Step aside, Oculus Rift: Cardboard is Google's DIY VR headset for Android devices

When you think of virtual reality today, you probably think of the Oculus Rift or some mammoth setup that involves heavy machinery for your head, lots of wires, and a person fumbling around in another realm. But Google had something else in mind: cardboard.

At the company's annual I/O developers conference earlier this morning, Sundar Pichai, an executive vice president who oversees Android, announced that all attendees would get a mysterious package. He didn't elaborate about what was inside the package, though we now know Google gave out a virtual reality headset made from cardboard. Specifically, it's a do-it-yourself starter kit or housing unit for your Android smartphone.

Virtual reality has been a dream for decades. It has yet to fully emerge though, because the technology requires expensive, specialised hardware that not everyone, including developers, can afford. Google has come up with a solution however in which a smartphone drives the VR experiences. That solution is Cardboard, and it comes with an open software toolkit that makes writing VR software simple (like developing a web or mobile app).
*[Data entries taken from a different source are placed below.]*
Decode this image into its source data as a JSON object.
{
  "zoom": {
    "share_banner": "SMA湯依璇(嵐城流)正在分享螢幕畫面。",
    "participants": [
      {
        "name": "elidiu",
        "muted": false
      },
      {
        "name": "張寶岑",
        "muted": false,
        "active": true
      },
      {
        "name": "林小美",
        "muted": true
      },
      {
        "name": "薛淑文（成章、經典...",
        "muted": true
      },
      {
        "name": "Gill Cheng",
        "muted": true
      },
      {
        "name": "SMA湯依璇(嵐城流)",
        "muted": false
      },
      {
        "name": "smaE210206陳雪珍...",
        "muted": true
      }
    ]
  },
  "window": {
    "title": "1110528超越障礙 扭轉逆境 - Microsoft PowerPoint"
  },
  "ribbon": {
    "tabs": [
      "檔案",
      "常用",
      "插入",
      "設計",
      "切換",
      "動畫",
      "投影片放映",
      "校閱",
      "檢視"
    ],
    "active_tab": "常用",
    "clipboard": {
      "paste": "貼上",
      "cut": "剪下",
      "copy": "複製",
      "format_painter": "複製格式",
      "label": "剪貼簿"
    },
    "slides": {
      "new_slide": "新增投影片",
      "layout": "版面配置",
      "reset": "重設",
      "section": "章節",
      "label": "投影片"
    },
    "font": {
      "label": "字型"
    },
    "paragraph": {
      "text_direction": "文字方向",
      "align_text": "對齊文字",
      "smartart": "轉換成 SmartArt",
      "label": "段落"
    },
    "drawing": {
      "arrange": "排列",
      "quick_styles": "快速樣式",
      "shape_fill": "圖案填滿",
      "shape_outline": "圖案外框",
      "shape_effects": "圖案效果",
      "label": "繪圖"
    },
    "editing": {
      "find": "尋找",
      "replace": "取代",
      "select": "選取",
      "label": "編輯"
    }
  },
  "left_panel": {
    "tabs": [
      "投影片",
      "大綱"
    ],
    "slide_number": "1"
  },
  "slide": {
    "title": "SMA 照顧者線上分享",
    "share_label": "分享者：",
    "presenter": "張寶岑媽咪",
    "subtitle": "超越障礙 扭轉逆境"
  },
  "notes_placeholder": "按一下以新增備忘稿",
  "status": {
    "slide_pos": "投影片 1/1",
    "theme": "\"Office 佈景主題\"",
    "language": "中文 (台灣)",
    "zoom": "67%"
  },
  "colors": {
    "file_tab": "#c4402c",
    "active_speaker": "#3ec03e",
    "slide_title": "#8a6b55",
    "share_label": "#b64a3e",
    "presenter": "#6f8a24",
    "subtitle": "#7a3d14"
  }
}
And that's the key. Google isn't trying to make cheap virtual reality hardware. It is enticing developers to jump aboard and further the VR effort: "We want everyone to experience virtual reality in a simple, fun, and inexpensive way," explained Google on Cardboard's site. "By making it easy and inexpensive to experiment with VR, we hope to encourage developers to build the next generation of immersive digital experiences and make them available to everyone."

In order to build Cardboard into a working VR headset, you will need a pair of lenses with a 40mm focal distance, magnets, velcro, a rubber band, and an NFC tag. The NFC tag will enable you to tap a device to the headset and launch the Cardboard app right away. Yup, that's right. Cardboard has an app. Slip your Android device into the cardboard viewer, look through the special lenses, and use the Cardboard app to experience some Google services in virtual reality.

Early examples include flying where you want with Google Earth, watching YouTube videos through an immersive screen, looking around photo spheres, and more. But that's just the tip of the iceberg, potentially, as long as developers take advantage of the software development kit.

Google said Cardboard was created as part of a 20 percent initiative that allows Googlers to work on side projects. Gmail and AdSense are just two ideas that have also come from employees thinking outside of the box when not doing their normal duties.